**Brief**
Find how many lines below hold "装备刻印", then state that number by itself.

Data entries
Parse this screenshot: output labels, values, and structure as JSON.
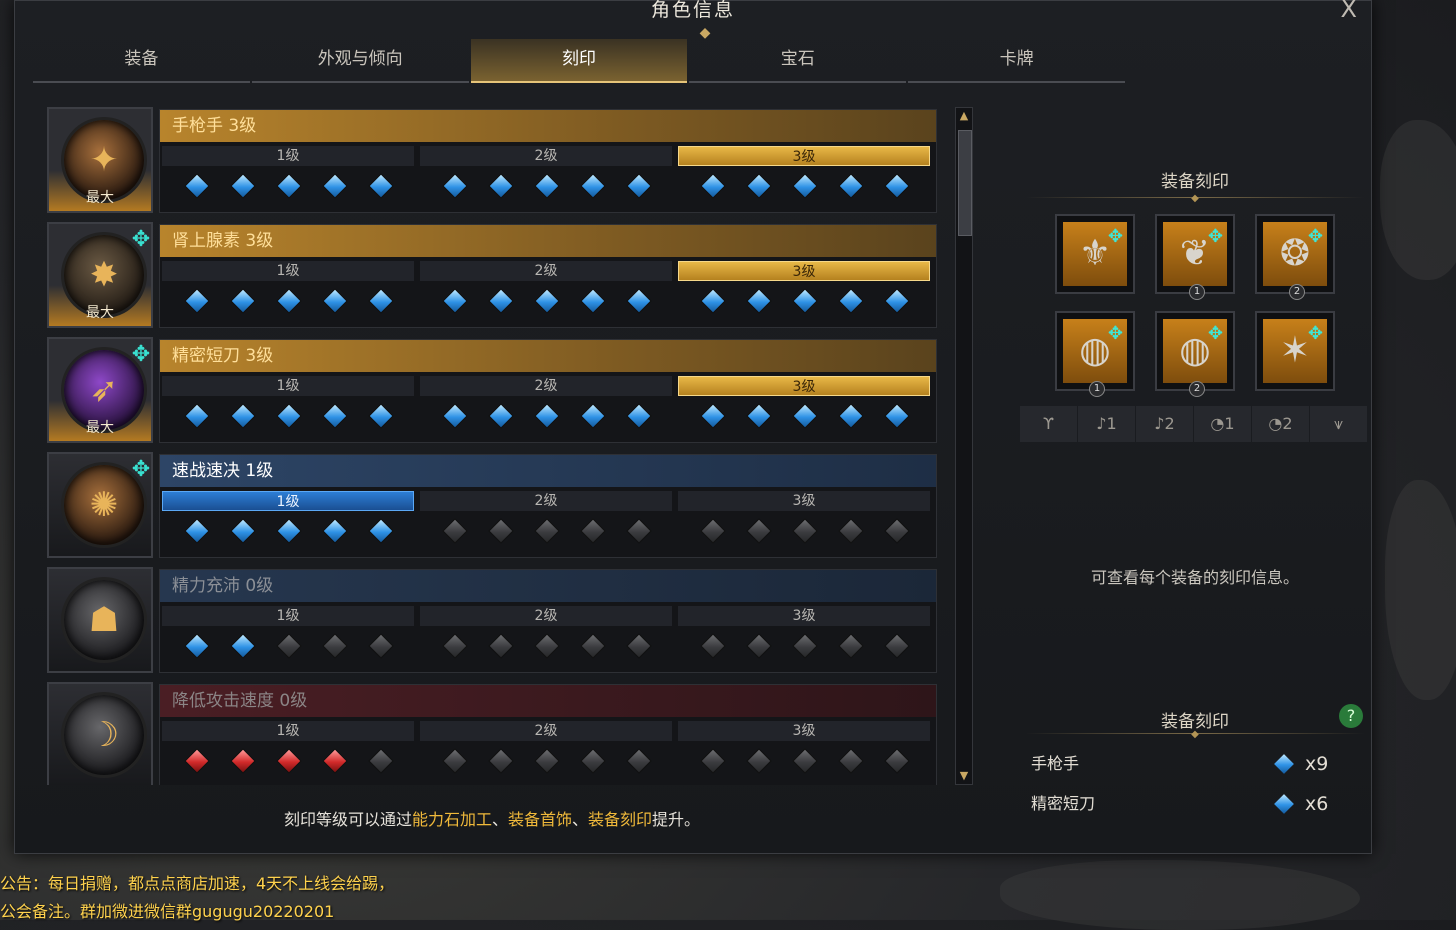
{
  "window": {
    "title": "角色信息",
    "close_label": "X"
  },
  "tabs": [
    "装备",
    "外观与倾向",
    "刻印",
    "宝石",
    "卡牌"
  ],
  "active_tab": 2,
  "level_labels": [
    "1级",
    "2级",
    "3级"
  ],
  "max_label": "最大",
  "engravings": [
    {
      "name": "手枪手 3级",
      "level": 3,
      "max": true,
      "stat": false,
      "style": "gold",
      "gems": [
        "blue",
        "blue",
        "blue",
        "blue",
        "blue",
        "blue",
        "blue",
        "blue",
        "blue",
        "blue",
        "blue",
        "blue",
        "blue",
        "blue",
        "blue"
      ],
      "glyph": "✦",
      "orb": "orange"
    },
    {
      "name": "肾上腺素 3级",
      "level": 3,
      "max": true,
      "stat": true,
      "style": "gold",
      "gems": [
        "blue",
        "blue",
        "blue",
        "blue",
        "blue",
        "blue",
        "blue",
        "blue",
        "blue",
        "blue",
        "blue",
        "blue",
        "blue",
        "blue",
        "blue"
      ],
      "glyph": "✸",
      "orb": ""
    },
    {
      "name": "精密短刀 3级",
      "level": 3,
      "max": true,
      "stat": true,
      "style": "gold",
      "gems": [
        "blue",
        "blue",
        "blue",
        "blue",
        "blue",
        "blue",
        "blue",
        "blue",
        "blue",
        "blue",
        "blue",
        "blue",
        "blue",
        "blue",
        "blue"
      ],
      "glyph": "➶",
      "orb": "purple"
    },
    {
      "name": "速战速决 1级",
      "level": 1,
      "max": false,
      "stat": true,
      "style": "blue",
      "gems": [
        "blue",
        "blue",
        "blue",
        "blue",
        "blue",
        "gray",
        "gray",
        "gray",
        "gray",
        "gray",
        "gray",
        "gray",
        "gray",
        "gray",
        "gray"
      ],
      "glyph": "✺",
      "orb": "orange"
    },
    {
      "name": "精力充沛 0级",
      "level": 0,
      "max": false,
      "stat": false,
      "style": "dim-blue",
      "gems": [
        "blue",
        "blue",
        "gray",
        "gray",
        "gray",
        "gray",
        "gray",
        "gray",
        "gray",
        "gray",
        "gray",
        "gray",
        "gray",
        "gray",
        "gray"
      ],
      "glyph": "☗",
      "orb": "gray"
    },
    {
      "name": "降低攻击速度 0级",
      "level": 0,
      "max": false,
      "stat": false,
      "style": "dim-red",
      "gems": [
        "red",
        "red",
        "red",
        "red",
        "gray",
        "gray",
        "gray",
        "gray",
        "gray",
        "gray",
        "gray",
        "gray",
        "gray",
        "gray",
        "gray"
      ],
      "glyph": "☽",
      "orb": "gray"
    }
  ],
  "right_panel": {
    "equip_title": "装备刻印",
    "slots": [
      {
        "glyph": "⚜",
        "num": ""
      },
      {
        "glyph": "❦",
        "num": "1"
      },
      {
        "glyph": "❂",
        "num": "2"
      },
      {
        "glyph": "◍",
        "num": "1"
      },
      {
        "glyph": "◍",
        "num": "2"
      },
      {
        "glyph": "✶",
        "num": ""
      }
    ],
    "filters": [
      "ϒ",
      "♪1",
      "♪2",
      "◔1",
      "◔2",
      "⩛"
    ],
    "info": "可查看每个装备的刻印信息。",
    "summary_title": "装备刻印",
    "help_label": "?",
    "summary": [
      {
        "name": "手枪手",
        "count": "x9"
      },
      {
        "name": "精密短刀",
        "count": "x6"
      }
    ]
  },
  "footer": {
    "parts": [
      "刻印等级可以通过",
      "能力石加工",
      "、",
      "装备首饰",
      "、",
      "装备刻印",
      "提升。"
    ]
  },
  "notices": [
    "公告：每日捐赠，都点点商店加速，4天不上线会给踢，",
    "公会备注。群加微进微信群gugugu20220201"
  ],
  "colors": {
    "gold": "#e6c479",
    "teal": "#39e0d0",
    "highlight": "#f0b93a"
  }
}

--

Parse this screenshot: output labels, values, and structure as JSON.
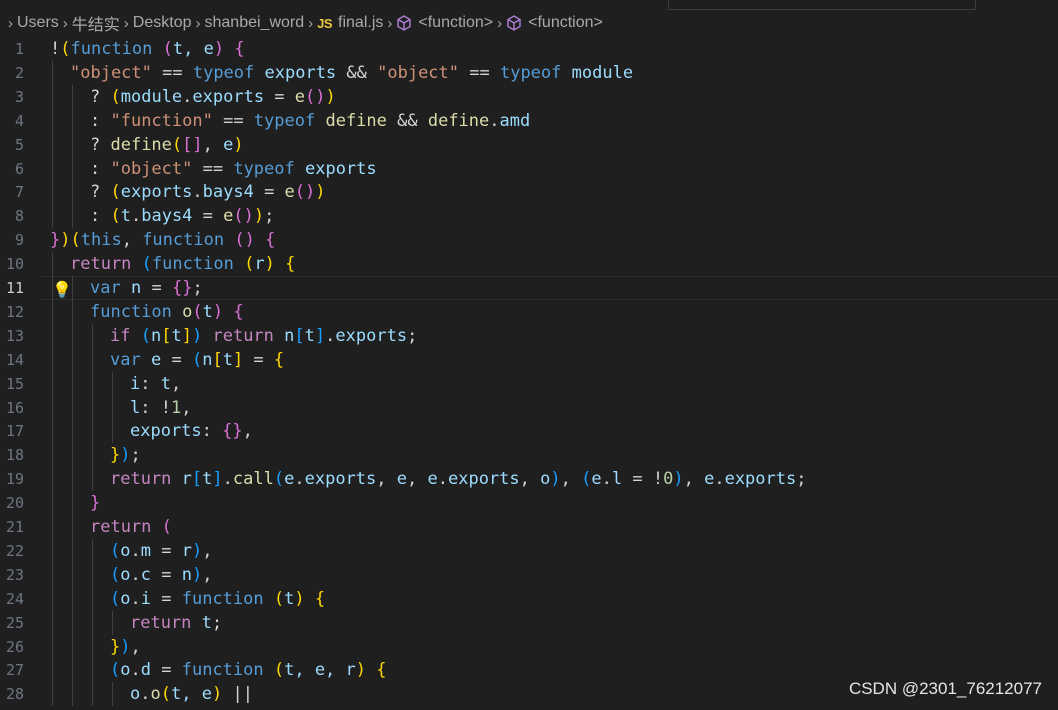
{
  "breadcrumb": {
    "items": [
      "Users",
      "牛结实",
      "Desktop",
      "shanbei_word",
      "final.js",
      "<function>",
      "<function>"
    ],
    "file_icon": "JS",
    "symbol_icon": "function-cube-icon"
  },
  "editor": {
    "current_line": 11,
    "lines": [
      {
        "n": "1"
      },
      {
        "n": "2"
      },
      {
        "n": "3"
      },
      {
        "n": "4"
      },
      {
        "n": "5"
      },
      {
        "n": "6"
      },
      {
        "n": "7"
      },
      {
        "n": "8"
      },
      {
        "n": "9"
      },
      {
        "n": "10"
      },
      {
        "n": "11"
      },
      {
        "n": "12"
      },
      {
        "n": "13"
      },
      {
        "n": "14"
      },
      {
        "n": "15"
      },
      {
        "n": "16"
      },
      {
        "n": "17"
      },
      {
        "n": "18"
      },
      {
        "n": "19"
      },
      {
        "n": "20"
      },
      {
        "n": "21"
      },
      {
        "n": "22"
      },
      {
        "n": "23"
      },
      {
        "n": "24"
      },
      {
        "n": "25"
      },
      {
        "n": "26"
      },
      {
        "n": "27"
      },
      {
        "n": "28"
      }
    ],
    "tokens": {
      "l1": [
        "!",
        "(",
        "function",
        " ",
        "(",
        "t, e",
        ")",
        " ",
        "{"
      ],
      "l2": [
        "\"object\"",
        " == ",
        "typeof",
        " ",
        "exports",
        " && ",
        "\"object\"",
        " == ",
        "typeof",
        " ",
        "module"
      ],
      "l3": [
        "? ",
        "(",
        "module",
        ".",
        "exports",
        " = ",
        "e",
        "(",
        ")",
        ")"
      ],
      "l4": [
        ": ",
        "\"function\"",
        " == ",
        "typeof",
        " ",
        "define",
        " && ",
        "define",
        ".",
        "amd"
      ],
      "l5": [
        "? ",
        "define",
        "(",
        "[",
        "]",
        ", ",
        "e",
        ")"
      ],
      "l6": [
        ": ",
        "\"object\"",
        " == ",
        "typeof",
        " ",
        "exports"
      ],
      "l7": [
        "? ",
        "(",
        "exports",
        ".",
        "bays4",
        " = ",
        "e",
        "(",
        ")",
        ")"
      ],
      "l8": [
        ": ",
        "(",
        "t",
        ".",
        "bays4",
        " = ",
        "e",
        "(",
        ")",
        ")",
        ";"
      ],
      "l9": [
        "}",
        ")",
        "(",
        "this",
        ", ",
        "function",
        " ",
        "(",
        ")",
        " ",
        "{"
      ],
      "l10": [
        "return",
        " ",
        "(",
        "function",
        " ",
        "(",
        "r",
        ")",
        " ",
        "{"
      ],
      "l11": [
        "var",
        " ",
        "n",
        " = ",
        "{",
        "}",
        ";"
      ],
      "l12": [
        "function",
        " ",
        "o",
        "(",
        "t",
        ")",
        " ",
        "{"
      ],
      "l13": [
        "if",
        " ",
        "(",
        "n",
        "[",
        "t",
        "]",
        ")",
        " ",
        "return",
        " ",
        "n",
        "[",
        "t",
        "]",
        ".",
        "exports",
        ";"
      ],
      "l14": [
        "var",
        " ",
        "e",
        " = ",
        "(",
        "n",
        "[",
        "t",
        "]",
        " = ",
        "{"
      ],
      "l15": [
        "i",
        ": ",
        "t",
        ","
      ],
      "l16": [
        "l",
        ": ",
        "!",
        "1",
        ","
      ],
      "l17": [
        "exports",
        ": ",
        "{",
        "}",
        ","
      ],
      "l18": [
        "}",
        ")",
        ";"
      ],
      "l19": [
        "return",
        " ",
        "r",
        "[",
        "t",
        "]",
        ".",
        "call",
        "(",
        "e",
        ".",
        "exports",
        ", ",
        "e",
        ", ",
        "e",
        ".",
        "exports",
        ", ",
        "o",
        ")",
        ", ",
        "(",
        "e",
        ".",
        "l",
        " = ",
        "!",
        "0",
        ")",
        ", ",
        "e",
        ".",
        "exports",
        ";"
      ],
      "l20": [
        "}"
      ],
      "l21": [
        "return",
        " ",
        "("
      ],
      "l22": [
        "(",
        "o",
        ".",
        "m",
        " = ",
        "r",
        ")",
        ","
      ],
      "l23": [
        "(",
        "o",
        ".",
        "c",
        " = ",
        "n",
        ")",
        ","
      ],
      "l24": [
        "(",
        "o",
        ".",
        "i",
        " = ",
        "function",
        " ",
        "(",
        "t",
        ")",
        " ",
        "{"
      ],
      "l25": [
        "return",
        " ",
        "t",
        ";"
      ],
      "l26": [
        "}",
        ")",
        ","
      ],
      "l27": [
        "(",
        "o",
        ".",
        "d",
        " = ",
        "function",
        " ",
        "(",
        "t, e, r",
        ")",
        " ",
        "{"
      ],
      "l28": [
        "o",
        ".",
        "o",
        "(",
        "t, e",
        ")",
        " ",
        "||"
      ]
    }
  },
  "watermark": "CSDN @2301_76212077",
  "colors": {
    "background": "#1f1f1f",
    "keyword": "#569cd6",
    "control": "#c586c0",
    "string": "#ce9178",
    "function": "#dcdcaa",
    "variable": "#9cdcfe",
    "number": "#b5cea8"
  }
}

**Written answer**
3